So over the weekend I speed read Sheryl Sandberg’s book Lean In.
I was motivated by the useful summary by the NY Times David Brooks: “Think about Sheryl Sandberg’s recent book, “Lean In.” Put aside the debate about the challenges facing women in society. Focus on the tasks she describes as being important for anybody who wants to rise in this economy: the ability to be assertive in a meeting; to disagree pleasantly; to know when to interrupt and when not to; to understand the flow of discussion and how to change people’s minds; to attract mentors; to understand situations; to discern what can change and what can’t”.
This reminded me about something that is increasingly important in my life – going to meetings. In fact my colleagues give me a hard time because I’m a bit of a meeting junkie but this is only because they spend 4-5 hours a week in meetings as opposed to my 20.
If as a doctor you work in a hospital and you are engaged with the running of the place you will need to spend a lot of time in meetings. These range from meetings of 2-3 people to 20 or more. The reasons for the meetings will be diverse and they encompass education, environmental scanning (FYI meetings), working meetings (i.e. you are making decisions) and advisory meetings (where you are helping others make decisions).
There is a lot written about how to run effective meetings so I won’t re-iterate all of these writings. I will say however that you need to know what the purpose of the meeting is and at the end of any meeting there needs to be an outcome…a decision or an action arising. Bad meetings are staccato and without resolution whereas good meetings have ‘flow’ and resolutions. Meetings work when everybody who wants a say gets a say, diversity of opinion is expressed and the outcomes are determined by consensus (this doesn’t actually mean everybody likes the outcome but everybody agrees).
Overall David Brooks’ summary offers a nice approach to meetings.
One final thing you do need to know about meetings is when to say no….my rule is that unless it is exceptional there is no role for ‘routine’ meetings that happen only twice a year….almost by definition these don’t achieve anything.

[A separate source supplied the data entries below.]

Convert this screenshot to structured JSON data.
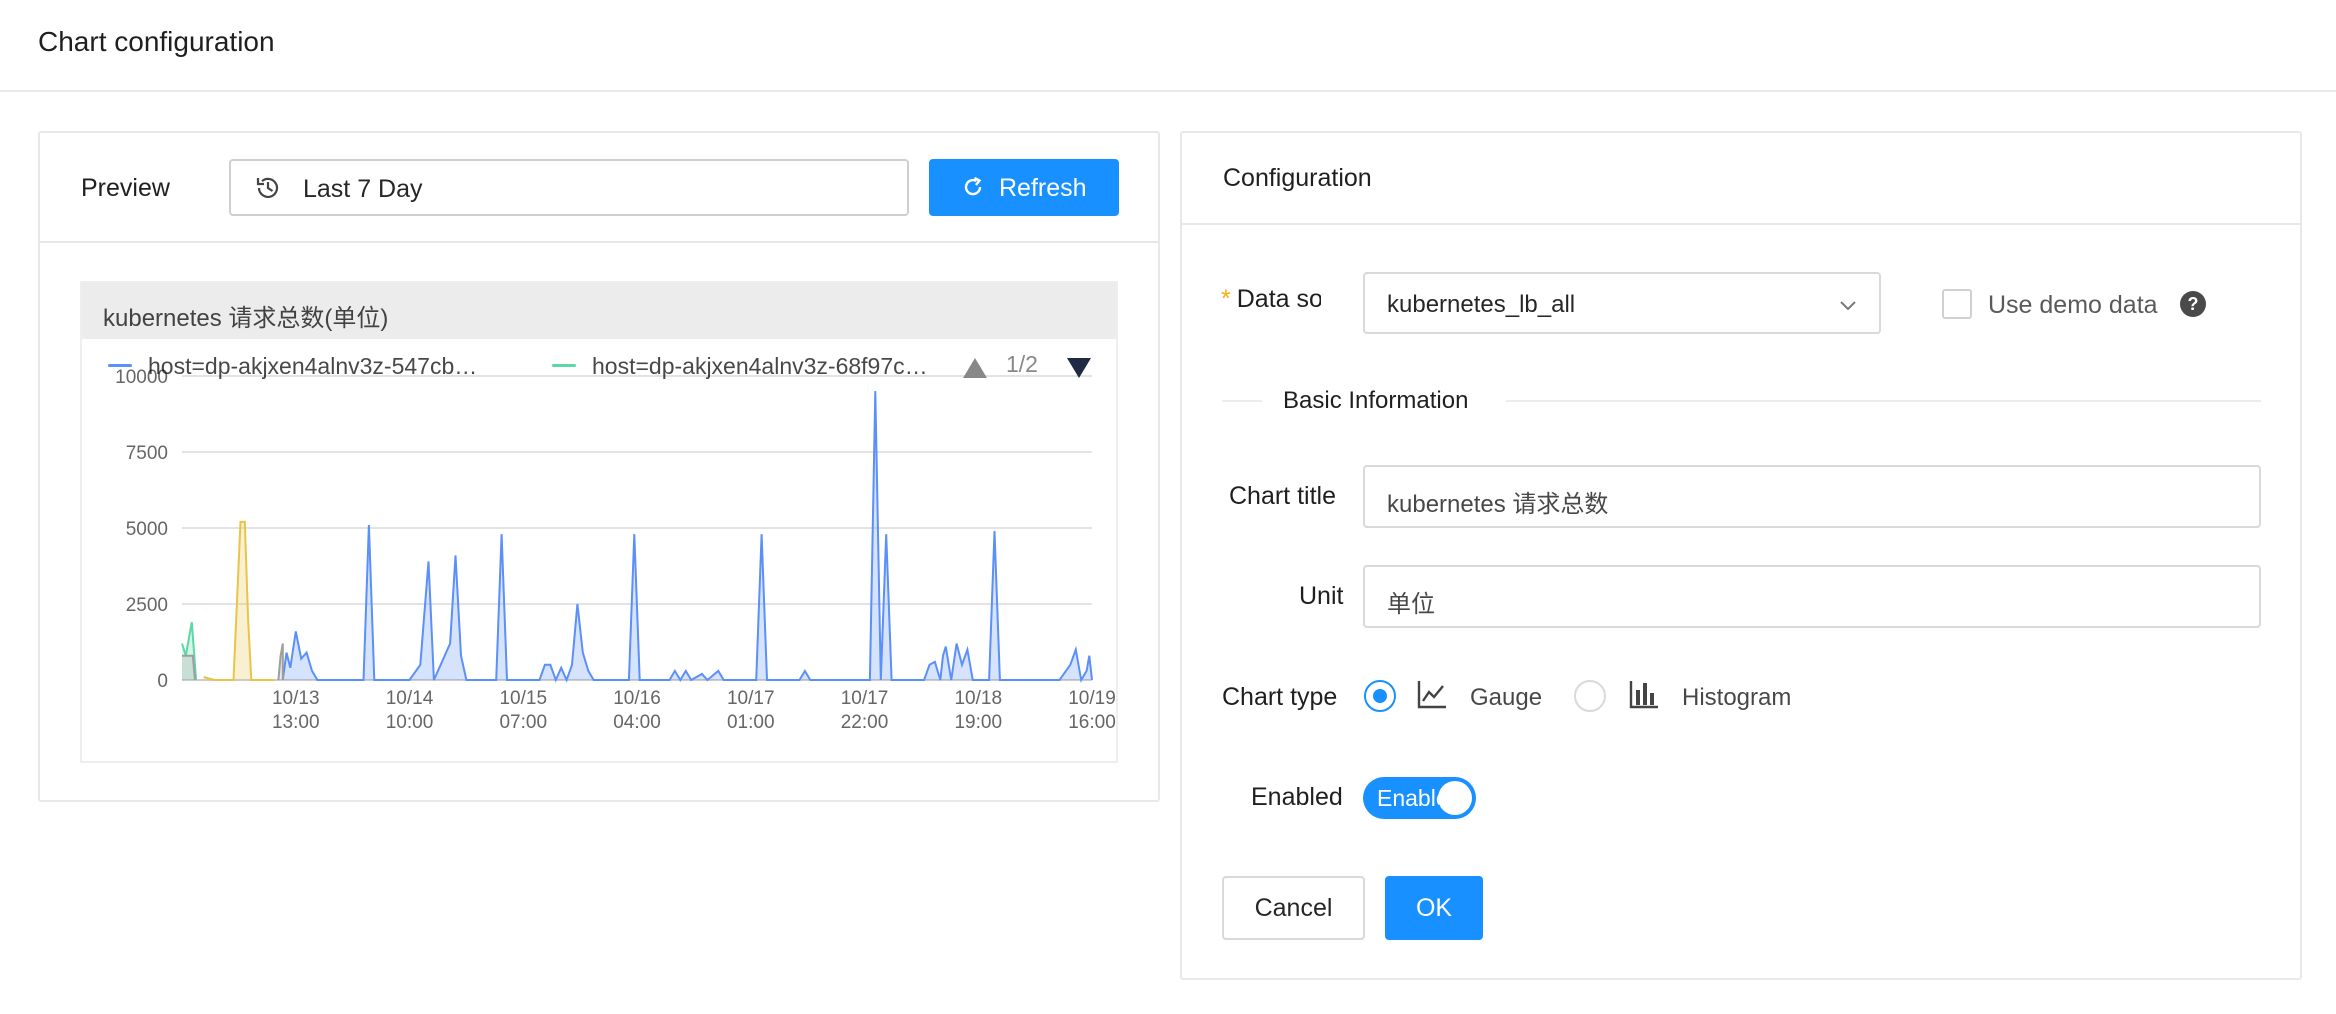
{
  "header": {
    "title": "Chart configuration"
  },
  "preview": {
    "label": "Preview",
    "time_range": "Last 7 Day",
    "refresh_label": "Refresh",
    "chart": {
      "title": "kubernetes 请求总数(单位)",
      "legend": [
        {
          "label": "host=dp-akjxen4alnv3z-547cb…",
          "color": "#5b8ff9"
        },
        {
          "label": "host=dp-akjxen4alnv3z-68f97c…",
          "color": "#5ad8a6"
        }
      ],
      "legend_page": "1/2"
    }
  },
  "chart_data": {
    "type": "area",
    "title": "kubernetes 请求总数(单位)",
    "ylim": [
      0,
      10000
    ],
    "yticks": [
      "0",
      "2500",
      "5000",
      "7500",
      "10000"
    ],
    "x_range_hours": [
      0,
      168
    ],
    "xticks": [
      {
        "label": [
          "10/13",
          "13:00"
        ],
        "x": 21
      },
      {
        "label": [
          "10/14",
          "10:00"
        ],
        "x": 42
      },
      {
        "label": [
          "10/15",
          "07:00"
        ],
        "x": 63
      },
      {
        "label": [
          "10/16",
          "04:00"
        ],
        "x": 84
      },
      {
        "label": [
          "10/17",
          "01:00"
        ],
        "x": 105
      },
      {
        "label": [
          "10/17",
          "22:00"
        ],
        "x": 126
      },
      {
        "label": [
          "10/18",
          "19:00"
        ],
        "x": 147
      },
      {
        "label": [
          "10/19",
          "16:00"
        ],
        "x": 168
      }
    ],
    "series": [
      {
        "color": "#5b8ff9",
        "points": [
          [
            18.6,
            0
          ],
          [
            19.3,
            900
          ],
          [
            20,
            400
          ],
          [
            21,
            1600
          ],
          [
            22,
            700
          ],
          [
            23,
            900
          ],
          [
            24,
            300
          ],
          [
            25,
            0
          ],
          [
            30,
            0
          ],
          [
            33.5,
            0
          ],
          [
            34.5,
            5100
          ],
          [
            35.5,
            0
          ],
          [
            42,
            0
          ],
          [
            44,
            500
          ],
          [
            45.5,
            3900
          ],
          [
            46.5,
            0
          ],
          [
            49.5,
            1200
          ],
          [
            50.5,
            4100
          ],
          [
            51.5,
            800
          ],
          [
            52.5,
            0
          ],
          [
            58,
            0
          ],
          [
            59,
            4800
          ],
          [
            60,
            0
          ],
          [
            66,
            0
          ],
          [
            67,
            500
          ],
          [
            68,
            500
          ],
          [
            69,
            0
          ],
          [
            70,
            400
          ],
          [
            71,
            0
          ],
          [
            72,
            500
          ],
          [
            73,
            2500
          ],
          [
            74,
            900
          ],
          [
            75,
            300
          ],
          [
            76,
            0
          ],
          [
            82.5,
            0
          ],
          [
            83.5,
            4800
          ],
          [
            84.5,
            0
          ],
          [
            90,
            0
          ],
          [
            91,
            300
          ],
          [
            92,
            0
          ],
          [
            93,
            300
          ],
          [
            94,
            0
          ],
          [
            96,
            200
          ],
          [
            97,
            0
          ],
          [
            99,
            300
          ],
          [
            100,
            0
          ],
          [
            106,
            0
          ],
          [
            107,
            4800
          ],
          [
            108,
            0
          ],
          [
            114,
            0
          ],
          [
            115,
            300
          ],
          [
            116,
            0
          ],
          [
            127,
            0
          ],
          [
            128,
            9500
          ],
          [
            129,
            0
          ],
          [
            130,
            4800
          ],
          [
            131,
            0
          ],
          [
            137,
            0
          ],
          [
            138,
            500
          ],
          [
            139,
            600
          ],
          [
            140,
            0
          ],
          [
            140.5,
            800
          ],
          [
            141,
            1100
          ],
          [
            142,
            0
          ],
          [
            143,
            1200
          ],
          [
            144,
            500
          ],
          [
            145,
            1000
          ],
          [
            146,
            0
          ],
          [
            149,
            0
          ],
          [
            150,
            4900
          ],
          [
            151,
            0
          ],
          [
            162,
            0
          ],
          [
            164,
            500
          ],
          [
            165,
            1000
          ],
          [
            166,
            0
          ],
          [
            167,
            300
          ],
          [
            167.5,
            800
          ],
          [
            168,
            0
          ]
        ]
      },
      {
        "color": "#5ad8a6",
        "points": [
          [
            0,
            1200
          ],
          [
            0.7,
            800
          ],
          [
            1.8,
            1900
          ],
          [
            2.6,
            0
          ]
        ]
      },
      {
        "color": "#e8c547",
        "points": [
          [
            4,
            100
          ],
          [
            6,
            0
          ],
          [
            9.5,
            0
          ],
          [
            10,
            2000
          ],
          [
            10.8,
            5200
          ],
          [
            11.6,
            5200
          ],
          [
            12.2,
            2000
          ],
          [
            12.8,
            0
          ],
          [
            17,
            0
          ]
        ]
      },
      {
        "color": "#9e9e9e",
        "points": [
          [
            0,
            800
          ],
          [
            2,
            800
          ],
          [
            2.4,
            0
          ]
        ]
      },
      {
        "color": "#9e9e9e",
        "points": [
          [
            17.8,
            0
          ],
          [
            18.2,
            800
          ],
          [
            18.6,
            1200
          ],
          [
            18.6,
            0
          ]
        ]
      }
    ]
  },
  "config": {
    "title": "Configuration",
    "data_source": {
      "label": "Data source",
      "value": "kubernetes_lb_all"
    },
    "use_demo_label": "Use demo data",
    "help_glyph": "?",
    "section_title": "Basic Information",
    "chart_title": {
      "label": "Chart title",
      "value": "kubernetes 请求总数"
    },
    "unit": {
      "label": "Unit",
      "value": "单位"
    },
    "chart_type": {
      "label": "Chart type",
      "options": [
        "Gauge",
        "Histogram"
      ],
      "selected": "Gauge"
    },
    "enabled": {
      "label": "Enabled",
      "value": "Enabled",
      "on": true
    },
    "cancel_label": "Cancel",
    "ok_label": "OK"
  },
  "colors": {
    "primary": "#1890ff",
    "required": "#faad14"
  }
}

There is a whole additional art to chairing a meeting – one which I’m just coming to grips with – and which will form another post.